The Rebirth of North Norway
IT IS interesting to speculate upon the reasons for the sustained attention which Norway is giving to her long-neglected northern provinces. Is it due to the international crisis and the dangers of the new common border with Russia? Crisis is not new to the north and the border has often in the past been shared with Russia. Is it an expression of greater Norwegian nationalism? As early as the fourteenth century, Norwegian kings jealously guarded their Lapland-marches and built a fortress to assert their domain. Is it due to economic factors? The northern fisheries and other industries are ancient and have always been linked with the south. Have the opportunities for settlement in Nordland, Troms and Finnmark been the vital factor? For centuries large colonies have migrated from the south in times of famine or misfortune. Can it have stemmed from sympathy in the wake of the German "scorched earth" policy? The Russians have raided and burned along the coasts in times past. Is it the threat of radicalism and disaffection? This threat exists, but has been greater in earlier centuries.
The explanation for the Norwegian Government's postwar concern probably includes all of these reasons, but there is a new and overriding explanation--the budding awareness everywhere of the North, and the world-wide push into the Big Frontier. The push is stimulated by scientific developments which enable men to deal with the problems of the North with new effectiveness, especially the development of rapid means of communication. And, not least, it is stimulated by the new political importance of all the world's northern regions.

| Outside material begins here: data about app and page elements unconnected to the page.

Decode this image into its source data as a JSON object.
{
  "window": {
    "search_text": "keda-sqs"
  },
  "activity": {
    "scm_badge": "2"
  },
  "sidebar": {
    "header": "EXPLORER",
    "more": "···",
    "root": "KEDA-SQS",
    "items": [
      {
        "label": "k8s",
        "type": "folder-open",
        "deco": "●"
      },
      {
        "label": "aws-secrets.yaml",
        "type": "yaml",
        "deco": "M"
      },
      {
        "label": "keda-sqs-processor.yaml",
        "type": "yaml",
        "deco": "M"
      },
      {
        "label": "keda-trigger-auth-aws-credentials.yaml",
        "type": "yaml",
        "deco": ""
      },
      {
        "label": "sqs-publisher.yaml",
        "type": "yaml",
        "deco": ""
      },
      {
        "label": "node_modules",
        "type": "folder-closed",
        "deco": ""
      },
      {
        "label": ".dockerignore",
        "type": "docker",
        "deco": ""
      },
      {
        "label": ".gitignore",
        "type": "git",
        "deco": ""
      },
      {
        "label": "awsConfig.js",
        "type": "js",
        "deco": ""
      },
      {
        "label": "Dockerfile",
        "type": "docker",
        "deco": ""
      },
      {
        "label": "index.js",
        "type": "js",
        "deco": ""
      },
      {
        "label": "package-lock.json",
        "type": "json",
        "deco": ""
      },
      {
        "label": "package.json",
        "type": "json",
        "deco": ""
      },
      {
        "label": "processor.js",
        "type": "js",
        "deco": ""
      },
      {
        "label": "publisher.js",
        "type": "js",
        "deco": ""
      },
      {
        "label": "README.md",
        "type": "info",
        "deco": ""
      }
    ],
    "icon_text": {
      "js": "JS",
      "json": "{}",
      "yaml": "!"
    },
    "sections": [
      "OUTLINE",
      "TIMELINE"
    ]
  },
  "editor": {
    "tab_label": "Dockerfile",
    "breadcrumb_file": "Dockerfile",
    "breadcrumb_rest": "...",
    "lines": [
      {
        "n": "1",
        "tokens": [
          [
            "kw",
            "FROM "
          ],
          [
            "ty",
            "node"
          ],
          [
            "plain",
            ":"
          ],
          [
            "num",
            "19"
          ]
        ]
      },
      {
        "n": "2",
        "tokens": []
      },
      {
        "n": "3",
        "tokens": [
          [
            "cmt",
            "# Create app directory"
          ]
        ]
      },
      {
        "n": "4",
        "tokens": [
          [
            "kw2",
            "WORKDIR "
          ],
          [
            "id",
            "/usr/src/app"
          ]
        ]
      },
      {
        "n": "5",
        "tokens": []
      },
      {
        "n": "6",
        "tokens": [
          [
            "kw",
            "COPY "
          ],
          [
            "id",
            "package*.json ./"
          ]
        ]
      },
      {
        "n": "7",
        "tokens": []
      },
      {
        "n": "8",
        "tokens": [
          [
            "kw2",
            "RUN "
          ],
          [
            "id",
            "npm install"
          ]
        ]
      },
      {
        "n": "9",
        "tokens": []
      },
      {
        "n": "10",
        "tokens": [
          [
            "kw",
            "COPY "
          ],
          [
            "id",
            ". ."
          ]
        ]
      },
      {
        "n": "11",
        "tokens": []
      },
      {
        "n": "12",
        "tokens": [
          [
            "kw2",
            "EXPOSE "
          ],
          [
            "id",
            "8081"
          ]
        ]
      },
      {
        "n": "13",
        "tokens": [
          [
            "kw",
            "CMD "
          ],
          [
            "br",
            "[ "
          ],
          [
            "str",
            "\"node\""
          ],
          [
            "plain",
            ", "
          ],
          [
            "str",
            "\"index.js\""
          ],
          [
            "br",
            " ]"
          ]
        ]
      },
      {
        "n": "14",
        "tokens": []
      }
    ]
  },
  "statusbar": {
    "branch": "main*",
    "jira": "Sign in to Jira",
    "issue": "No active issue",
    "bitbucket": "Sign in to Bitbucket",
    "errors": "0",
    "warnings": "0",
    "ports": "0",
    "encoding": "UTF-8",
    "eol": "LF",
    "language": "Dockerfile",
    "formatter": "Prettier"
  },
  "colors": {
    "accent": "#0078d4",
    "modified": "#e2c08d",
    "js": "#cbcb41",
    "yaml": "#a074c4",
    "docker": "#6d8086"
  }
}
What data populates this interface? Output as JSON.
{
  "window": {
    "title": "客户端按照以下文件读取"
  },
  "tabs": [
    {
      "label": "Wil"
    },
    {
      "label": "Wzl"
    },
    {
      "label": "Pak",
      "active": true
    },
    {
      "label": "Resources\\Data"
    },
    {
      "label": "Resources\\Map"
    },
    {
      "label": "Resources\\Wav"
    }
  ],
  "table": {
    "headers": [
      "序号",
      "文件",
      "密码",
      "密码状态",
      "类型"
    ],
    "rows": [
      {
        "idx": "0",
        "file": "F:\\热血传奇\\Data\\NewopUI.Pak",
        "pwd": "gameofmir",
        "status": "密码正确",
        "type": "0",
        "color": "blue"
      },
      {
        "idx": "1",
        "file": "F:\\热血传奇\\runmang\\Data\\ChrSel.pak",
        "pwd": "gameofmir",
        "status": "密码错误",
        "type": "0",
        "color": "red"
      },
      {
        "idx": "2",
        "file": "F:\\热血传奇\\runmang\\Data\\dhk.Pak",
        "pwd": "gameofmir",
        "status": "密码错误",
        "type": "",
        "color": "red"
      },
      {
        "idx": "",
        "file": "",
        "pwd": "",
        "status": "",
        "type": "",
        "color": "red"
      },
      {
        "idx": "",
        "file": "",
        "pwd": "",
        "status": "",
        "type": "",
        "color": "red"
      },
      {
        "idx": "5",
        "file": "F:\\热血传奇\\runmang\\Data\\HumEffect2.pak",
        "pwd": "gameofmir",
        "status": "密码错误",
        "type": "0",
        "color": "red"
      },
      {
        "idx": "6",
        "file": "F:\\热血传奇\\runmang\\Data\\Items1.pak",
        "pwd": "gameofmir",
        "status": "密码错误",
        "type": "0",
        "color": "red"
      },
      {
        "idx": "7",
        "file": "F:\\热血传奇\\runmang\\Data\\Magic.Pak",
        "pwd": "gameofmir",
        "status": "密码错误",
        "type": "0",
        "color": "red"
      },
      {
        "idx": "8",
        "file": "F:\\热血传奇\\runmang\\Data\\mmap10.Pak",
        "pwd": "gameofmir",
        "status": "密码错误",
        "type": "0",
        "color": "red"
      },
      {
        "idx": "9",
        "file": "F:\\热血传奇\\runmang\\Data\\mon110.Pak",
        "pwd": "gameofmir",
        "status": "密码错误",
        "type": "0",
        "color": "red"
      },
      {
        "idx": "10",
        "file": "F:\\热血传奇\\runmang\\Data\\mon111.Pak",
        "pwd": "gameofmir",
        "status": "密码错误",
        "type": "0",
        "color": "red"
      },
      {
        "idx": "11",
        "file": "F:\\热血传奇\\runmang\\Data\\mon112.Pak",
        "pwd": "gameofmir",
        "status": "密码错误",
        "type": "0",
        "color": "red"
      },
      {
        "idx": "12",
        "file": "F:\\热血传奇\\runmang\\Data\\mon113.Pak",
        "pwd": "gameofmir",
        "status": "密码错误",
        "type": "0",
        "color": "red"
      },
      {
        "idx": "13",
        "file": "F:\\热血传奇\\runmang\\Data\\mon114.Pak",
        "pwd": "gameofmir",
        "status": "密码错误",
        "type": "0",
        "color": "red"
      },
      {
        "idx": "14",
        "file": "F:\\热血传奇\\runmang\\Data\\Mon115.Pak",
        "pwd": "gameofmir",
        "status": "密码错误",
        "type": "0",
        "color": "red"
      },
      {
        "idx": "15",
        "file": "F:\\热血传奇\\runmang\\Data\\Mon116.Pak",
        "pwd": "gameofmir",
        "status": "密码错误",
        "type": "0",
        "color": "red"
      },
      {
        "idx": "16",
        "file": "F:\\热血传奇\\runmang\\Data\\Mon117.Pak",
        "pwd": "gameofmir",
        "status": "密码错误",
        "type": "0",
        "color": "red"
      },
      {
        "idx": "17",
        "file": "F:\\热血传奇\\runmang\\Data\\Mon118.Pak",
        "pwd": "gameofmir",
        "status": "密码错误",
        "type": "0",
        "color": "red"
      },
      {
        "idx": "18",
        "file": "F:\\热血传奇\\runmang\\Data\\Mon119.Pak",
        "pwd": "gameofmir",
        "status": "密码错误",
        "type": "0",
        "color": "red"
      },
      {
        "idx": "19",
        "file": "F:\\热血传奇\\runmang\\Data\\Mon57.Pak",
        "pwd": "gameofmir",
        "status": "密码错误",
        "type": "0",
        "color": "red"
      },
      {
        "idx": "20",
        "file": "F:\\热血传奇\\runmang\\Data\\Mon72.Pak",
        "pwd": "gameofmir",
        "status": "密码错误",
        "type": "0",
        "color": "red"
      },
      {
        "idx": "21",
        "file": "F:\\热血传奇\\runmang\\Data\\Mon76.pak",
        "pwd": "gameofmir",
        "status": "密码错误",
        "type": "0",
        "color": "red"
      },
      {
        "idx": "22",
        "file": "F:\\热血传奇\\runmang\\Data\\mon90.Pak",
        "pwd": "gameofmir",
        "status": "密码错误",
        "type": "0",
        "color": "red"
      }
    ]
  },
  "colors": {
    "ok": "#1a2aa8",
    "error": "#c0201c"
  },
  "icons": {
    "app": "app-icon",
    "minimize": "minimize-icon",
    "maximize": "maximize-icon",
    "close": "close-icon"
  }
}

During World War II the German occupation of northern Norway was rapacious and cruel. But among its by-products were the construction of airfields (from which the Allied convoys to Russia were bombed) and of continuous highway links in the extreme northeast and in Finland. In 1944 the Germans were driven back by the Soviet Army and burned the province of Finnmark with a senseless thoroughness. Since thousands of peopleRead the full article on ForeignAffairs.com